Orthopraxis – On Entering the Church
Just as the Divine Liturgy is about to begin, the Deacon exclaims: “It is time for the Lord to act.” This liturgical phrase signals our transition from the temporal into the eternal. Leaving the world outside, we abandon worldly time and enter into God’s time. Being creatures that live in this world, we are bound by chronology; the cycles of time and the clock serve as guides for daily life. As Orthodox Christians, we anticipate being lifted “out of time” to be ushered into the heavenly dimension.
The Lord’s Day (Sunday) worship begins on Saturday evening with Great Vespers and includes Sunday morning Divine Liturgy. Although timeless, practically speaking, worship services have a specific point in time when they are scheduled to begin.
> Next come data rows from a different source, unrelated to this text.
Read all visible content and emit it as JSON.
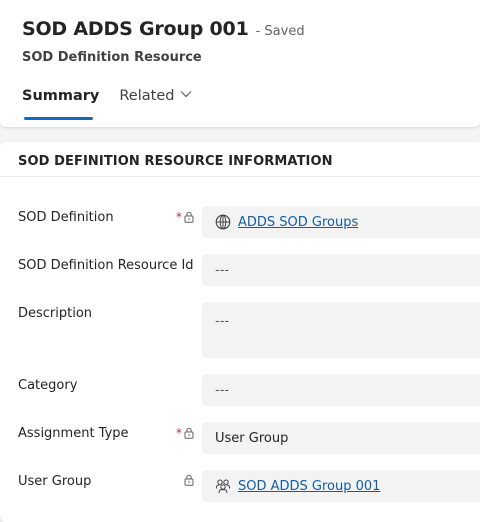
{
  "header": {
    "title": "SOD ADDS Group 001",
    "save_status": "- Saved",
    "entity_name": "SOD Definition Resource"
  },
  "tabs": [
    {
      "label": "Summary",
      "selected": true
    },
    {
      "label": "Related",
      "has_dropdown": true
    }
  ],
  "section": {
    "title": "SOD DEFINITION RESOURCE INFORMATION",
    "fields": [
      {
        "label": "SOD Definition",
        "value": "ADDS SOD Groups",
        "required": true,
        "locked": true,
        "type": "lookup",
        "icon": "globe-icon"
      },
      {
        "label": "SOD Definition Resource Id",
        "value": "---",
        "required": false,
        "locked": false,
        "type": "text"
      },
      {
        "label": "Description",
        "value": "---",
        "required": false,
        "locked": false,
        "type": "multiline"
      },
      {
        "label": "Category",
        "value": "---",
        "required": false,
        "locked": false,
        "type": "text"
      },
      {
        "label": "Assignment Type",
        "value": "User Group",
        "required": true,
        "locked": true,
        "type": "option"
      },
      {
        "label": "User Group",
        "value": "SOD ADDS Group 001",
        "required": false,
        "locked": true,
        "type": "lookup",
        "icon": "people-icon"
      }
    ]
  },
  "required_marker": "*",
  "colors": {
    "accent": "#0f6cbd",
    "link": "#115ea3",
    "required": "#c4314b",
    "field_bg": "#f3f3f3"
  }
}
Therefore, the proper time to arrive at church is well before the service is scheduled to begin, in order to pray and complete our preparations for worship. It is our custom always enter prayerfully and, when the time is proper, light candles and venerate the holy icons. We come to the church on time as if to a “Great Banquet,” with reverence because we are partaking of the very Body and Blood of Christ, our Savior. Coming to pray the Hours before the Divine Liturgy begins, will ensure that you will be settled in with plenty of time to pray without distraction. Always venerate the holy icons and light your candles well before you need to go somewhere else. Choir members should never hurry into the kliros, or altar servers should never, ever, scurry into the holy altar without first greeting Christ, His Most pure and holy mother, the saint(s) of the temple, and those of the day. It is God’s House, we are His guests. It is a matter of churchly etiquette and good manners.
In the event that arriving late is completely unavoidable, try to enter quietly and unobtrusively, observing what is happening. Remain in the Narthex if the Epistle or Gospel is being read, the priest is praying an ektenia (litany prayer), during the Little and Great Entrances, or during the homily. Never enter during the Anaphora (the prayers of consecration of the holy Mysteries).
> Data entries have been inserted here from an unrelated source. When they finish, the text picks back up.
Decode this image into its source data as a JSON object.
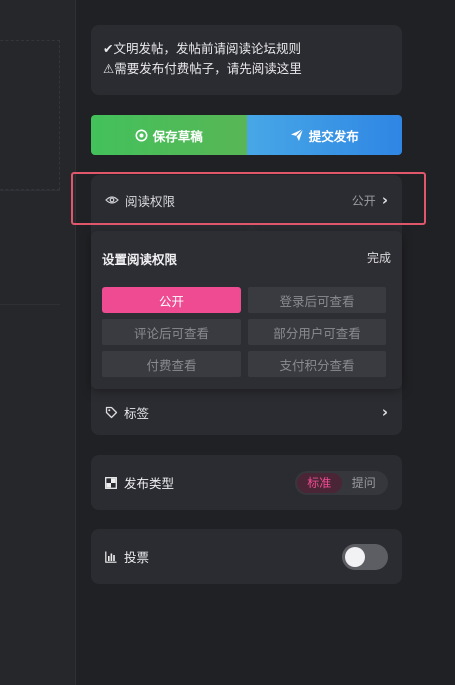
{
  "notice": {
    "line1": "✔文明发帖，发帖前请阅读论坛规则",
    "line2": "⚠需要发布付费帖子，请先阅读这里"
  },
  "actions": {
    "save_label": "保存草稿",
    "publish_label": "提交发布"
  },
  "permission": {
    "label": "阅读权限",
    "value": "公开",
    "panel_title": "设置阅读权限",
    "done_label": "完成",
    "options": [
      "公开",
      "登录后可查看",
      "评论后可查看",
      "部分用户可查看",
      "付费查看",
      "支付积分查看"
    ],
    "selected": "公开"
  },
  "tags": {
    "label": "标签"
  },
  "post_type": {
    "label": "发布类型",
    "options": [
      "标准",
      "提问"
    ],
    "selected": "标准"
  },
  "vote": {
    "label": "投票",
    "enabled": false
  },
  "colors": {
    "accent_pink": "#ef4b92",
    "save_green": "#4cbb58",
    "publish_blue": "#3b93e5",
    "highlight_red": "#e0566b"
  },
  "icons": {
    "save": "check-circle-icon",
    "publish": "paper-plane-icon",
    "permission": "eye-icon",
    "tags": "tag-icon",
    "post_type": "type-squares-icon",
    "vote": "bar-chart-icon"
  }
}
May God bless our worship as the eternal breaks in upon the temporal
Click below to print a copy of this newsletter:
TITLE: Spring Luncheon at St. Nicholas Orthodox Church in Saratoga
DATE/TIME: Saturday, May 21st, 2022 from 12:30pm to 3:30pm
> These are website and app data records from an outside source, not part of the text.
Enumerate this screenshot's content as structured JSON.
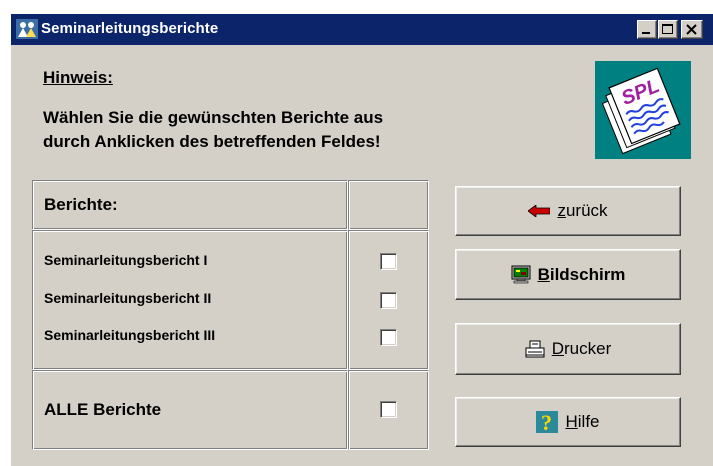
{
  "window": {
    "title": "Seminarleitungsberichte"
  },
  "hint": {
    "title": "Hinweis:",
    "line1": "Wählen Sie die gewünschten Berichte aus",
    "line2": "durch Anklicken des betreffenden Feldes!"
  },
  "logo": {
    "text": "SPL"
  },
  "reports": {
    "header": "Berichte:",
    "items": [
      {
        "label": "Seminarleitungsbericht I",
        "checked": false
      },
      {
        "label": "Seminarleitungsbericht II",
        "checked": false
      },
      {
        "label": "Seminarleitungsbericht III",
        "checked": false
      }
    ],
    "all_label": "ALLE Berichte",
    "all_checked": false
  },
  "buttons": {
    "back": {
      "underlined": "z",
      "rest": "urück",
      "icon": "arrow-left-icon"
    },
    "screen": {
      "underlined": "B",
      "rest": "ildschirm",
      "icon": "monitor-icon"
    },
    "printer": {
      "underlined": "D",
      "rest": "rucker",
      "icon": "printer-icon"
    },
    "help": {
      "underlined": "H",
      "rest": "ilfe",
      "icon": "question-icon"
    }
  },
  "colors": {
    "titlebar": "#0b246a",
    "face": "#d4d0c8",
    "logo_bg": "#008080",
    "arrow": "#cc0000"
  }
}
- Sweet Treats
- Delicious Lunch
- Homemade Lemonade
- Lovely Music
- Purchase traditional gifts to benefit Ukrainian refugees
- A percentage of the cost of lunch will also be for Ukraine
St. Nicholas Orthodox Church 14220 Elva Ave. Saratoga, CA 95070
Please RSVP by May 11th
408-348-8648 or 650-533-3579